Looking back on this week there is one word that pretty much sums it up, service.
Appointments kept getting cancelled so we didn't get to meet with all the people we are currently teaching. However, it presented us with A LOT more time to do acts of service.
We helped clean a couple houses, helped out with some stake activities, and did quite a bit a moving. (In skirts might I add)
This morning we woke up to some flurry (i think that's the snow terminology) falling down. I hope all this good weather that we have been having doesn't mean that at the very end the "real" Wyoming winter is going to crush us. I was just starting to get some decent color on my face lol
Anyways..on to things of the spiritual nature.
This pastbefore church i read a talk called "This Do in Remembrance of Me". I always knew that sacrament meeting was important but this talked really helped me gain a better understanding of what I can do to make sacrament meeting more meaningful to me.
Described by Joseph F. Smith it is “the mostsacred, themost holy, of all the meetings of the Church”
Elder Holland goes on to address the sacramental prayers and the mentioning of the word remember---"If remembering is the principal task before us, what might come to our memory when those plain and precious emblems are offered to us?"
He goes on to list the different things that we might ponder or, remember during this sacred hour that we have been given...
-We could remember his magnificent but virtually unknown foster father, a humble carpenter by trade who taught us, among other things, that quiet, plain, unpretentious people have moved this majestic work forward from the very beginning, and still do so today. If you are serving almost anonymously, please know that so, too, did one of the best men who has ever lived on this earth.
-We could—and should—remember the wonderful things that have come to us in our lives and that “all things which are good cometh of Christ” (Moro. ). Those of us who are so blessed could remember the courage of those around us who face more difficulty than we, but who remain cheerful, who do the best they can, and trust that the Bright and Morning Star will rise again for them—as surely he will do (see Rev. )
-On some days we will have cause to remember the unkind treatment he received, the rejection he experienced, and the injustice—oh, the injustice—he endured. When we, too, then face some of that in life, we can remember that Christ was also troubled on every side, but not distressed; perplexed, but not in despair; persecuted, but not forsaken; cast down, but not destroyed (see 2 Cor. 4:8–9).
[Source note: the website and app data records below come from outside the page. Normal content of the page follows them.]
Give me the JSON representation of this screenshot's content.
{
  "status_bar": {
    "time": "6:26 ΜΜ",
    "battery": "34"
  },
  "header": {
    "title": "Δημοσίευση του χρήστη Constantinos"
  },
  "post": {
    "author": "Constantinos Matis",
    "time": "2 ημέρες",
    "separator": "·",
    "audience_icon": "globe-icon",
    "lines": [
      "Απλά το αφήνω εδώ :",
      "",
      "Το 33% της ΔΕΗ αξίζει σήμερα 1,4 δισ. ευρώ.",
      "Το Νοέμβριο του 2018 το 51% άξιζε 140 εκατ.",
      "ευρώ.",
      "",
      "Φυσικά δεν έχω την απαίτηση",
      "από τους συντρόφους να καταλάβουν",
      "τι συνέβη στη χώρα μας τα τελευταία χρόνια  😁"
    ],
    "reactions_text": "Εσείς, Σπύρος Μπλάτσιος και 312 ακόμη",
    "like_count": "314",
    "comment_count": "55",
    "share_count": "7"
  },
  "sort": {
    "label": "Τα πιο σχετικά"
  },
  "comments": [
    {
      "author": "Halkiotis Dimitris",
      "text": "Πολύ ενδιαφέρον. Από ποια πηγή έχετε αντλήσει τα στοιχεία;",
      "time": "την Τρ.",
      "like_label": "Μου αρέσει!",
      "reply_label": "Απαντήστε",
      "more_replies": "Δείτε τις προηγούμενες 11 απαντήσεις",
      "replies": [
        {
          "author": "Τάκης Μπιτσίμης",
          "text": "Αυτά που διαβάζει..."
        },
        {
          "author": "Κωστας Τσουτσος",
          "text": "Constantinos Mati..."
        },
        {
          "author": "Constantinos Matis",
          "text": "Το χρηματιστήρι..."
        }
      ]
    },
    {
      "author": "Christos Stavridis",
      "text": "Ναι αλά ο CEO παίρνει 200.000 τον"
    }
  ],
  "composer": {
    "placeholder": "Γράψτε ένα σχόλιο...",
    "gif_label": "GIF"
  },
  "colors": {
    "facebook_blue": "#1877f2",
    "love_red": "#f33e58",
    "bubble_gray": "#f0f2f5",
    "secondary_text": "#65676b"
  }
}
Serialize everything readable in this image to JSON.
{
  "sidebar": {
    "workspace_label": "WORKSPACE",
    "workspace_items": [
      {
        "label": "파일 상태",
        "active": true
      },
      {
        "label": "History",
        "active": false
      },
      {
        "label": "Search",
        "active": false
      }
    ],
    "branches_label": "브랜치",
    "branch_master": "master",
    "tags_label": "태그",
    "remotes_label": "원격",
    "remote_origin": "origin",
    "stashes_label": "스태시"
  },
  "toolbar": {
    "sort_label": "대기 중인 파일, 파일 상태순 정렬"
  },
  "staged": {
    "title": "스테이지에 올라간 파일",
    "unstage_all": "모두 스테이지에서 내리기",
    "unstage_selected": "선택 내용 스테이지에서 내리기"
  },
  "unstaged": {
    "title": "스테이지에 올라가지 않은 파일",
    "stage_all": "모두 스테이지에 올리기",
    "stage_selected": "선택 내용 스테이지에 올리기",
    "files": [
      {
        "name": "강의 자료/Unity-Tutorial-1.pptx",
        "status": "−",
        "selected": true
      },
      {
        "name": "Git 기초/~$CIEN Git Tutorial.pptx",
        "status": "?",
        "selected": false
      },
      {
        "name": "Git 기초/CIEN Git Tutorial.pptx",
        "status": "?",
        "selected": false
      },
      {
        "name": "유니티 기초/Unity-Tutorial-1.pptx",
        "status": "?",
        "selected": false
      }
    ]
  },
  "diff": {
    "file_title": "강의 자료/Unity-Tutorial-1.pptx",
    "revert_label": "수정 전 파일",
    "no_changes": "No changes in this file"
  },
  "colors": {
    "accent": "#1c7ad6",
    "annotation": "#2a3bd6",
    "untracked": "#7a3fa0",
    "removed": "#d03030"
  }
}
I tried to apply this more diligently during that hour, remembering the purpose behind what I do everyand
I can honestly say that I felt a difference.
There was another part of his talk that especially hit me..." in a resurrected, otherwise perfected body, our Lord of this sacrament table has chosen to retain for the benefit of his disciples the wounds in his hands and his feet and his side—signs, if you will, that painful things happen even to the pure and perfect. Signs, if you will, that pain in this world is not evidence that God doesn’t love you. It is the wounded Christ who is the captain of our soul—he who yet bears the scars of sacrifice, the lesions of love and humility and forgiveness."
I have seen this SO MUCH. People seeing that their short comings are a direct result of God loving them less or not at all. I love this connection made between pain we might experience and the pain our Savior experienced.
To end, I'll leave it at this last point that elder Holland brings up "One request Christ made of his disciples on that night of deep anguish and grief was that they stand by him, stay with him in his hour of sorrow and pain. “Could ye not watch with me one hour?” he asked longingly (Matt. 26:40). I think he asks that again of us, every Sabbath day when the emblems of his life are broken and blessed and passed."
I hope this helps in some small way to help you ponder about how you can make your Sabbath day observance more fulfilling.
Much alofas from Green River.